## Collection entries
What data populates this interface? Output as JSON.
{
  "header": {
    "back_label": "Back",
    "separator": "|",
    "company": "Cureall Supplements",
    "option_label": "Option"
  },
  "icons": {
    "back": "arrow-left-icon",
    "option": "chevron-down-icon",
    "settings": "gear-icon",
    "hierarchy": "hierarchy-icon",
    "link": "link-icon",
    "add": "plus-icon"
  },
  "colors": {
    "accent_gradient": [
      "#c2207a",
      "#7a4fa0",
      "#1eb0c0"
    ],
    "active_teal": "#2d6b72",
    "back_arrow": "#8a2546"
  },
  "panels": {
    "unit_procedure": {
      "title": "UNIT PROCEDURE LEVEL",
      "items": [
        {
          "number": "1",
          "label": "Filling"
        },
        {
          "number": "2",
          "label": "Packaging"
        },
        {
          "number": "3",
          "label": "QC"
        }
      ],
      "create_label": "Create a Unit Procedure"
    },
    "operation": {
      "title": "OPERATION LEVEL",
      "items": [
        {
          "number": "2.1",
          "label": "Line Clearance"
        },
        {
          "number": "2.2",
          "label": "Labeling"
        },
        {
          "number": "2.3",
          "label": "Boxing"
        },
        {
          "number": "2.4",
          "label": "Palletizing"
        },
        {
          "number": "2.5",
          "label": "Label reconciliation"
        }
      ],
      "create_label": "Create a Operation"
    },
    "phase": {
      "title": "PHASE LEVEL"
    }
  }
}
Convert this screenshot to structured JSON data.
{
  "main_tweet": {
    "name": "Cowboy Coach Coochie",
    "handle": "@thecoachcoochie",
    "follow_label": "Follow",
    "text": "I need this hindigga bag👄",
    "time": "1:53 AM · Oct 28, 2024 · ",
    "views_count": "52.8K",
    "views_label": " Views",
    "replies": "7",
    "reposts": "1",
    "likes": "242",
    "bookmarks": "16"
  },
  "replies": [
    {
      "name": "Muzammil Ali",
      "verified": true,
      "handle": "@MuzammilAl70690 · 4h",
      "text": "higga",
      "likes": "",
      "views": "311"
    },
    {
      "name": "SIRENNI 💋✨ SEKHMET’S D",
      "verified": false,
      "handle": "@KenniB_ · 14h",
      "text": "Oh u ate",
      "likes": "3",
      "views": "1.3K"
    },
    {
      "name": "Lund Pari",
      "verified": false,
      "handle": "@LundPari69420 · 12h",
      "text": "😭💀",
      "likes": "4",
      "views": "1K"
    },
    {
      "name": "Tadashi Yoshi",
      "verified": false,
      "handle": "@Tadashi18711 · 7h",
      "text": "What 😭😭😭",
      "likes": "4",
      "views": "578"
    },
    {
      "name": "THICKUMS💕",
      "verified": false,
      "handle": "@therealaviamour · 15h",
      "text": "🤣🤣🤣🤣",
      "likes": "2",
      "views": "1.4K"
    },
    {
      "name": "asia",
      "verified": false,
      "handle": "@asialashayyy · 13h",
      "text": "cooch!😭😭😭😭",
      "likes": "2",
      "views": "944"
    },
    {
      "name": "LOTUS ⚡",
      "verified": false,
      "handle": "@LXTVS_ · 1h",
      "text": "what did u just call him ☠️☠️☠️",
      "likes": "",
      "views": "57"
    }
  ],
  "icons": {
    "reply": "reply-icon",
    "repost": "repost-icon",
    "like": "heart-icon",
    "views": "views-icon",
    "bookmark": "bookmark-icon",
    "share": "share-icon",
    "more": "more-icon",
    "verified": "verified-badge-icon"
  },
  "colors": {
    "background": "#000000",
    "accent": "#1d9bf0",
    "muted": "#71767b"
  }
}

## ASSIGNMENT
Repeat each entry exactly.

## OUTPUT BELOW
What data populates this interface? Output as JSON.
{
  "header": {
    "back_label": "Back",
    "separator": "|",
    "company": "Cureall Supplements",
    "option_label": "Option"
  },
  "icons": {
    "back": "arrow-left-icon",
    "option": "chevron-down-icon",
    "settings": "gear-icon",
    "hierarchy": "hierarchy-icon",
    "link": "link-icon",
    "add": "plus-icon"
  },
  "colors": {
    "accent_gradient": [
      "#c2207a",
      "#7a4fa0",
      "#1eb0c0"
    ],
    "active_teal": "#2d6b72",
    "back_arrow": "#8a2546"
  },
  "panels": {
    "unit_procedure": {
      "title": "UNIT PROCEDURE LEVEL",
      "items": [
        {
          "number": "1",
          "label": "Filling"
        },
        {
          "number": "2",
          "label": "Packaging"
        },
        {
          "number": "3",
          "label": "QC"
        }
      ],
      "create_label": "Create a Unit Procedure"
    },
    "operation": {
      "title": "OPERATION LEVEL",
      "items": [
        {
          "number": "2.1",
          "label": "Line Clearance"
        },
        {
          "number": "2.2",
          "label": "Labeling"
        },
        {
          "number": "2.3",
          "label": "Boxing"
        },
        {
          "number": "2.4",
          "label": "Palletizing"
        },
        {
          "number": "2.5",
          "label": "Label reconciliation"
        }
      ],
      "create_label": "Create a Operation"
    },
    "phase": {
      "title": "PHASE LEVEL"
    }
  }
}
Convert this screenshot to structured JSON data.
{
  "main_tweet": {
    "name": "Cowboy Coach Coochie",
    "handle": "@thecoachcoochie",
    "follow_label": "Follow",
    "text": "I need this hindigga bag👄",
    "time": "1:53 AM · Oct 28, 2024 · ",
    "views_count": "52.8K",
    "views_label": " Views",
    "replies": "7",
    "reposts": "1",
    "likes": "242",
    "bookmarks": "16"
  },
  "replies": [
    {
      "name": "Muzammil Ali",
      "verified": true,
      "handle": "@MuzammilAl70690 · 4h",
      "text": "higga",
      "likes": "",
      "views": "311"
    },
    {
      "name": "SIRENNI 💋✨ SEKHMET’S D",
      "verified": false,
      "handle": "@KenniB_ · 14h",
      "text": "Oh u ate",
      "likes": "3",
      "views": "1.3K"
    },
    {
      "name": "Lund Pari",
      "verified": false,
      "handle": "@LundPari69420 · 12h",
      "text": "😭💀",
      "likes": "4",
      "views": "1K"
    },
    {
      "name": "Tadashi Yoshi",
      "verified": false,
      "handle": "@Tadashi18711 · 7h",
      "text": "What 😭😭😭",
      "likes": "4",
      "views": "578"
    },
    {
      "name": "THICKUMS💕",
      "verified": false,
      "handle": "@therealaviamour · 15h",
      "text": "🤣🤣🤣🤣",
      "likes": "2",
      "views": "1.4K"
    },
    {
      "name": "asia",
      "verified": false,
      "handle": "@asialashayyy · 13h",
      "text": "cooch!😭😭😭😭",
      "likes": "2",
      "views": "944"
    },
    {
      "name": "LOTUS ⚡",
      "verified": false,
      "handle": "@LXTVS_ · 1h",
      "text": "what did u just call him ☠️☠️☠️",
      "likes": "",
      "views": "57"
    }
  ],
  "icons": {
    "reply": "reply-icon",
    "repost": "repost-icon",
    "like": "heart-icon",
    "views": "views-icon",
    "bookmark": "bookmark-icon",
    "share": "share-icon",
    "more": "more-icon",
    "verified": "verified-badge-icon"
  },
  "colors": {
    "background": "#000000",
    "accent": "#1d9bf0",
    "muted": "#71767b"
  }
}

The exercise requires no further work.